Now, it’s been millennia since the church followed this kind of economy, but we still see it, of course, in monastic settings. A newcomer to the monastery gifts the community with his or her possessions, and they all benefit as they have need.
So I don’t think we’re called to live in this holy communist way, but I do think and I do KNOW that as we practice our faith, we do become more generous people, willing to stop hoarding our things and our money, willing to open our fists and support the work of God in the world more fully. We also become more generous with our time, giving and helping like all those folks who showed up yesterday to help us with our grounds. Generosity is a fruit of the Holy Spirit, and the more we move in the Spirit the more generous we become.
Perhaps one of the most thrilling assertions in this first reading is that when the early community lived in these ways, practicing their connection to God and to each other, and feeling awe, they added numbers of people quite naturally to their company. That parallels the growth of Jazz Vespers, too. We add more people to our congregation each time we celebrate this service because it’s just so attractive. It builds upon its own success.
Our call is to be so attractive to others in the world. So continue to grow in your understanding of Scripture, keep praying, stay closely linked to your community here, and the word will continue to get out. And we’ll see more growth in our church and even more important, more commitment to holy living here in Redding.
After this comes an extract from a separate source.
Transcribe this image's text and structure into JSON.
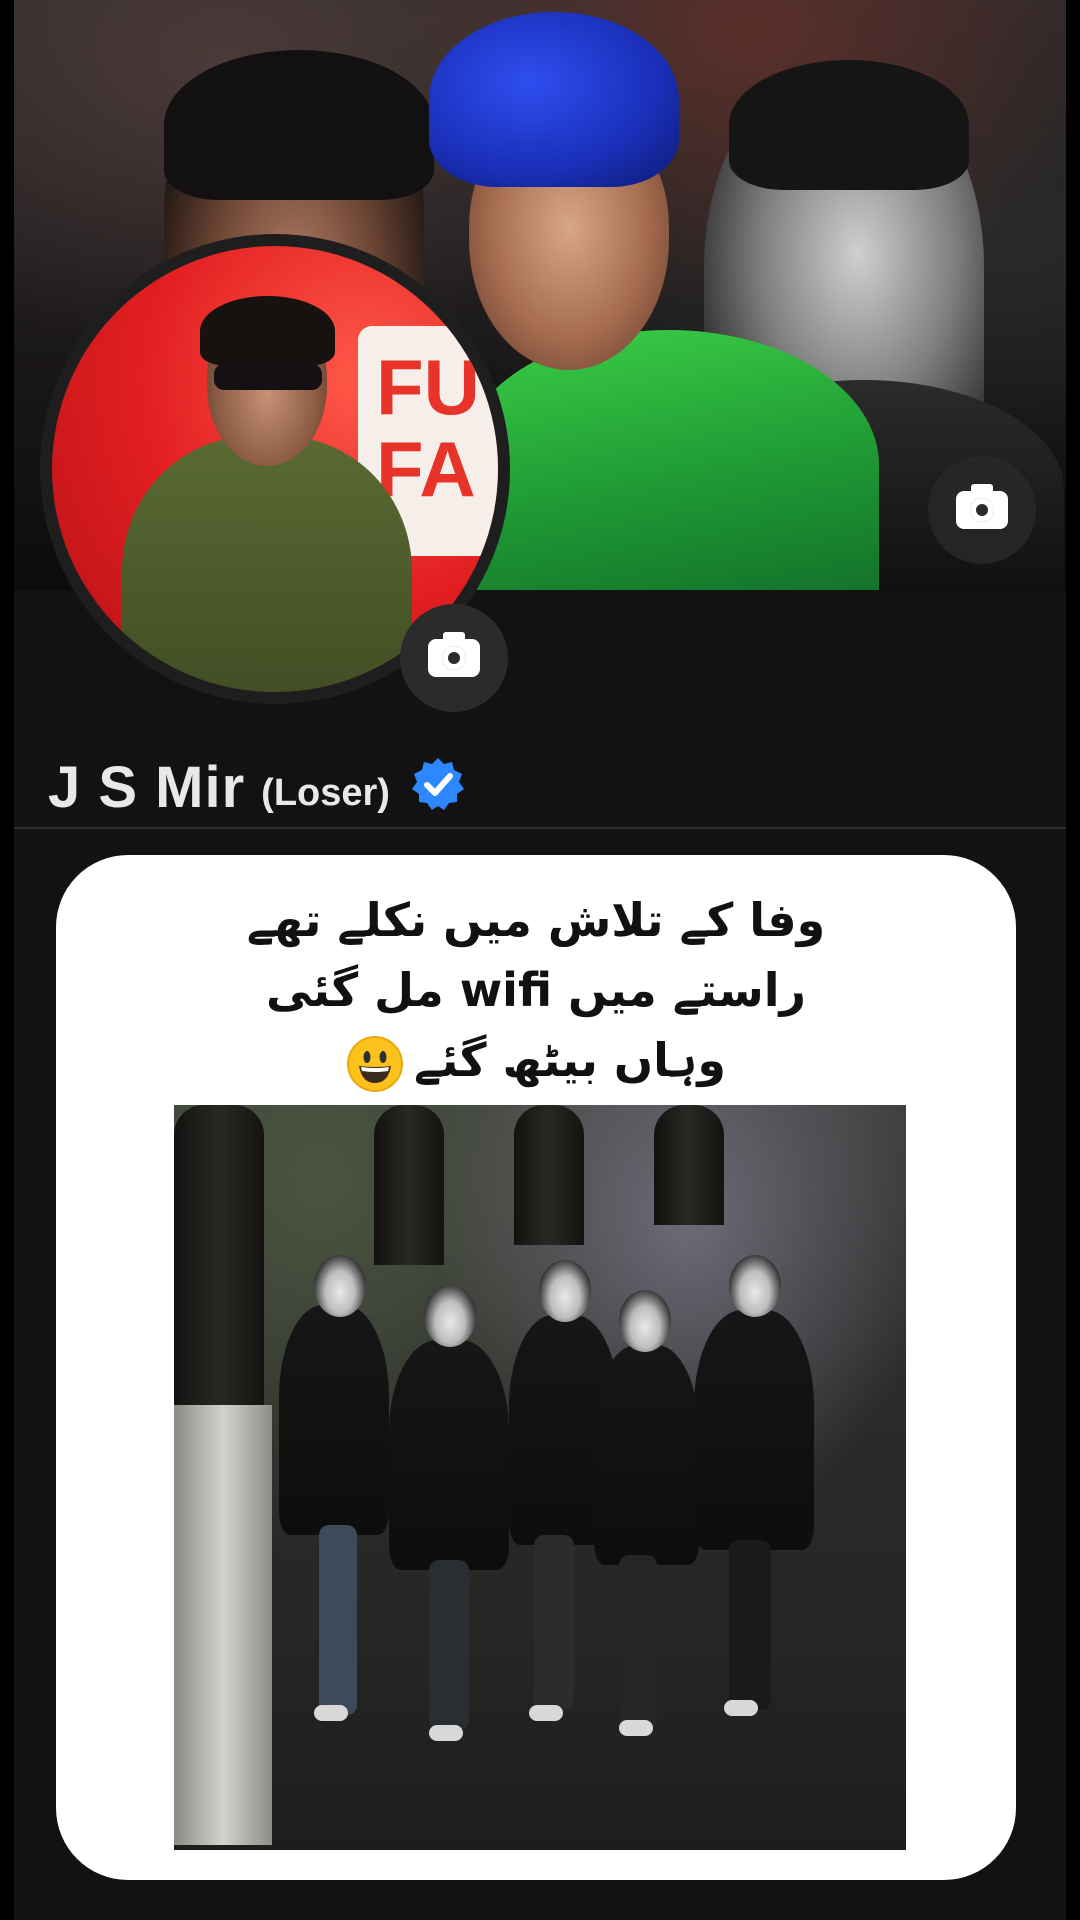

May Jesus, our Good Shepherd, continue to guide us and lead us, and may we respond to his voice, elaborating and riffing on the themes of love and service that he first showed us.